Professional wrestler wannabes on the TV reality show Tough Enough, found this out the hard way. Tough Enough was a show in which thirteen prospective wrestlers were chosen from a group of 4000 possible candidates, trained by experienced WWF wrestlers, and given an opportunity to win an official WWF contract. Throughout the show, contestants were either cut by the trainers or left the show for personal reasons. Of the thirteen wrestlers, two could not continue the show due to injuries, and four more sustained minor ones which kept them out of competition for a couple of days. They thought professional wrestling would be an easy job but found out injuries, conditioning, and not being able to see their families for weeks or months at a time made the profession extremely difficult.

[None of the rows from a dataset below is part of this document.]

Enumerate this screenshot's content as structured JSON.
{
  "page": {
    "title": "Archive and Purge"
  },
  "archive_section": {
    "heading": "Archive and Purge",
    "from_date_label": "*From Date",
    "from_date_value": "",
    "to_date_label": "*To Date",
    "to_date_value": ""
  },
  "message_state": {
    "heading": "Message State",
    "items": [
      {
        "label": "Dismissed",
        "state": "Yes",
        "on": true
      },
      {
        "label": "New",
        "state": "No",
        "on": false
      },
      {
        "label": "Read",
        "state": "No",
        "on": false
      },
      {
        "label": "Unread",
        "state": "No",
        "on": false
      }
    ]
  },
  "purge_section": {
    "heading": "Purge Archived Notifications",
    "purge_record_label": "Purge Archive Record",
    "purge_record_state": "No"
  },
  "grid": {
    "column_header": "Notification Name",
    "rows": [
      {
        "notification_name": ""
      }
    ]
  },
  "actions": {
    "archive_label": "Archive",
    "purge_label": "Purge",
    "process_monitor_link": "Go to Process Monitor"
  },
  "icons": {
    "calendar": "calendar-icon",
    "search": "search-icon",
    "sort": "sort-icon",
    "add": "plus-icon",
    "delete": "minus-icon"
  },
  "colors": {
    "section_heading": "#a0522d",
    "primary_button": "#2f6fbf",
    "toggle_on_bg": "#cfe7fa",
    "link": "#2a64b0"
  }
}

To me, an athlete must possess strength, conditioning, and a willingness to push his/her body to its maximum potential. Professional wrestlers carry these attributes with them every day of their careers. Although their profession is often labelled as a joke because of its lack of true competition, I honestly value their athletic ability for what it truly is, awesome.